A comprehensive self-assessment should evaluate revenue, demand for services, and operations. Nonprofits must obtain a thorough understanding of each funding stream, what if any restrictions have been lifted, and which if any funds will be reduced or eliminated. Scenario planning should be conducted to estimate demand for services and concurrently identify opportunities for cost reductions and internal efficiencies. And lastly a self-assessment should weigh candidly the organizations ability to operate effectively with a remote and/or reduced workforce.
With a clear picture of the now, NGOs and nonprofits can act immediately to seize the financial opportunities available. These should include diversification of funding streams, negotiations with vendors to reduce and defer costs, and streamlining operations to maximize staff productivity and mission delivery.
Ultimately, regardless of the tactics a nonprofit employs, the goal should be to continue to deliver on the mission as much as possible under the current circumstances. Some nonprofits may have limited options as they tackled immediate needs by the day.
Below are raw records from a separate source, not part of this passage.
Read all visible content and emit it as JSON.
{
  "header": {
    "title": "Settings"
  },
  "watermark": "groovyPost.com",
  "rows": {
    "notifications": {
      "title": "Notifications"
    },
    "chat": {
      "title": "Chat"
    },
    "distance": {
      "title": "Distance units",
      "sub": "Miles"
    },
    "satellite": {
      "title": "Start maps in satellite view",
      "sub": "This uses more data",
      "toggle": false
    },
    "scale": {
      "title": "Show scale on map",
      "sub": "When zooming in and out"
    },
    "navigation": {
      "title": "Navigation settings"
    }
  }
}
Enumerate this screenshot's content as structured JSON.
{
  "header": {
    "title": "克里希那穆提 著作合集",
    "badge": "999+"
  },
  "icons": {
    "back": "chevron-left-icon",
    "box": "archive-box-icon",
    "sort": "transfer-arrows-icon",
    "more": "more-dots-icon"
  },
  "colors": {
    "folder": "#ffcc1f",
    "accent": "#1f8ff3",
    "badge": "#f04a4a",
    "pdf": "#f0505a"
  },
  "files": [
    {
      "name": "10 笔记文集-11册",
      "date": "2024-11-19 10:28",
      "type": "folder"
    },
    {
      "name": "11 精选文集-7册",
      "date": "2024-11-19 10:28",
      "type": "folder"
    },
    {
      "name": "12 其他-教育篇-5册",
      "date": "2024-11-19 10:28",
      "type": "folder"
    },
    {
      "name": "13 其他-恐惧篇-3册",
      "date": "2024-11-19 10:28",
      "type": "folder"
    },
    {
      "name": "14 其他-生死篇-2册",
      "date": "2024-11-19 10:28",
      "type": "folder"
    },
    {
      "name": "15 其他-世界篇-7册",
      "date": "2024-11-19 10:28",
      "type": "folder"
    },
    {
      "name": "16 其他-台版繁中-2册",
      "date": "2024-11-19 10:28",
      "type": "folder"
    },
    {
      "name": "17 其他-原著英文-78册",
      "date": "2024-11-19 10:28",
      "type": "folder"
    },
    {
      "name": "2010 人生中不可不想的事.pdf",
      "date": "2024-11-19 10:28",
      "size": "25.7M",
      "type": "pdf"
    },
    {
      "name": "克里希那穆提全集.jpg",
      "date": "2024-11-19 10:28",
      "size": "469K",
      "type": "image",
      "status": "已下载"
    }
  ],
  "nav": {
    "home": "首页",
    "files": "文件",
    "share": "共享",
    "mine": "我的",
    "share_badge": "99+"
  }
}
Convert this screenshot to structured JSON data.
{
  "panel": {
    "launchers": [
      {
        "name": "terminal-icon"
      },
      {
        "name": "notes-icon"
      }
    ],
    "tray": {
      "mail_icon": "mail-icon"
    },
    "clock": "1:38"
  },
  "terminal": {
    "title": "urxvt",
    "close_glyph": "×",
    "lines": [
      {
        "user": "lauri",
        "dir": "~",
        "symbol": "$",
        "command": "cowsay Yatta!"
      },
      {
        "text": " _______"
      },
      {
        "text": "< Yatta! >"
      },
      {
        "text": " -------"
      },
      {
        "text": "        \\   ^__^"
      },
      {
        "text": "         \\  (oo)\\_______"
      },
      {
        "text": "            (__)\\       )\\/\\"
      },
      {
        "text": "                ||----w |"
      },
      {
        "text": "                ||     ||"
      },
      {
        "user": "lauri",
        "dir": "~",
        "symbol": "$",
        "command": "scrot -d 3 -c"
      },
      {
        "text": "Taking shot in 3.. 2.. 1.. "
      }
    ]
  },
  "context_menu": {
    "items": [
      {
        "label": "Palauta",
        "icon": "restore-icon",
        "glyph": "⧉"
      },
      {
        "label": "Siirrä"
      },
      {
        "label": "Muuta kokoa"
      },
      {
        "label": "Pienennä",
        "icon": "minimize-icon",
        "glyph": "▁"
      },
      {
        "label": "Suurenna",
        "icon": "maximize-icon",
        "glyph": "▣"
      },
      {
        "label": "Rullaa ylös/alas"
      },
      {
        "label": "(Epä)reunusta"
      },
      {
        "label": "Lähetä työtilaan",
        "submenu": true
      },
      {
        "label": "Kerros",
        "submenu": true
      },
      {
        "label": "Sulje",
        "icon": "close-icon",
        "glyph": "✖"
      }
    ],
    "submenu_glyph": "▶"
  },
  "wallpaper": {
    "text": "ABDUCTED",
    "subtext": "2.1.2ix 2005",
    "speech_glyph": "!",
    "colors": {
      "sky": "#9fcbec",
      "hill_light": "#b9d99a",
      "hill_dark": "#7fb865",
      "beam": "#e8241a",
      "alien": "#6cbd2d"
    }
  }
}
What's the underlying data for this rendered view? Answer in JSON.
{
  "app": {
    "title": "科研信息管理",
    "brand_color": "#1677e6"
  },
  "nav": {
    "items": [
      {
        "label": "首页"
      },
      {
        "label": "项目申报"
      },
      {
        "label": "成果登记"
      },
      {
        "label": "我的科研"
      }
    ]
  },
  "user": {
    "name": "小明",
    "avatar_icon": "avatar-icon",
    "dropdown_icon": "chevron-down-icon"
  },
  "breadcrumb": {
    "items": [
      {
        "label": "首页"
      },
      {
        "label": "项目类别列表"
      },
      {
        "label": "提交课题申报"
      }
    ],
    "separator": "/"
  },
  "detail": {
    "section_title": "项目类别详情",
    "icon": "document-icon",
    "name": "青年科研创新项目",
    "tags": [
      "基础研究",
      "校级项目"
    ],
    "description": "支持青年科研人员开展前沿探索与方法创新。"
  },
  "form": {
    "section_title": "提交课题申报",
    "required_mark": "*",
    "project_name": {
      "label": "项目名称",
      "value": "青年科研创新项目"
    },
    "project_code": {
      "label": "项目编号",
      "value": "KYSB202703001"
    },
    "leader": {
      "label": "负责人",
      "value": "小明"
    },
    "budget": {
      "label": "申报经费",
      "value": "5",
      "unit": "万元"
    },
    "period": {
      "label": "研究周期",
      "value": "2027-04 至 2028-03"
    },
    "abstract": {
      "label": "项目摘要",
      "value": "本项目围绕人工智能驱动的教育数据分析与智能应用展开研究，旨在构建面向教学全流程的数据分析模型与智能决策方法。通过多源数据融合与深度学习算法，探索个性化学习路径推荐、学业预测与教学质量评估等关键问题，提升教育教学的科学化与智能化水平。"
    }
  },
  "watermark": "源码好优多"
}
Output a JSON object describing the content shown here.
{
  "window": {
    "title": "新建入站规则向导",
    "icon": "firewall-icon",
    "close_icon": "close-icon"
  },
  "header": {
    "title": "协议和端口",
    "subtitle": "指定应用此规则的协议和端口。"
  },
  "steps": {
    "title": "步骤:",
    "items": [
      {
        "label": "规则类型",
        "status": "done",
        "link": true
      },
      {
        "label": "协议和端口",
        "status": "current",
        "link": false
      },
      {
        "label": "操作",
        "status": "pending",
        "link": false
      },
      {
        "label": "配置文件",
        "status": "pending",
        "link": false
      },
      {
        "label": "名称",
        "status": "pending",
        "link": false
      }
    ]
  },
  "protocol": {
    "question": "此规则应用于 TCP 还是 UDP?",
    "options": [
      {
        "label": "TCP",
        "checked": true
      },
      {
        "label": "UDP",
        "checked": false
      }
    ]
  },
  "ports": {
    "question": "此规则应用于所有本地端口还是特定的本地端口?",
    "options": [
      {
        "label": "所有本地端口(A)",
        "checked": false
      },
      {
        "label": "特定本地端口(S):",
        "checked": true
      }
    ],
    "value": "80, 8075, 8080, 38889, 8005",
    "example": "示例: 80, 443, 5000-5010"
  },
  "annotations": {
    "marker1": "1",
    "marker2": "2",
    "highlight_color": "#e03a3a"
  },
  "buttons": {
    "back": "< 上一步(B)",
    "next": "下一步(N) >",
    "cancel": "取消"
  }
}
Those that can, however, should leverage whatever resources and tools that are available.
Join us on Tuesday, May 12 from 11:00am-12:00 pm for Navigating Financial and Operational Challenges of Nonprofits in the Era of COVID-19, a deeper look into many of these issues and concerns facing nonprofits and NGOs.
Author: Clivia Laínez is a Senior Manager in the Industry Specialty Services Group at BDO. Clivia has over 14 years of professional finance experience with focus on Government Finance & Compliance.
Co-author: Sly Atayee is a Manager in BDO’s Nonprofit Advisory Services, with a focus on internal controls, organizational transformational and grants management. Sly brings over 5 years of experience assisting a wide range of nonprofit clients, from brand-new organizations to multinational firms with global footprints. with all aspects of compliance and business process improvement.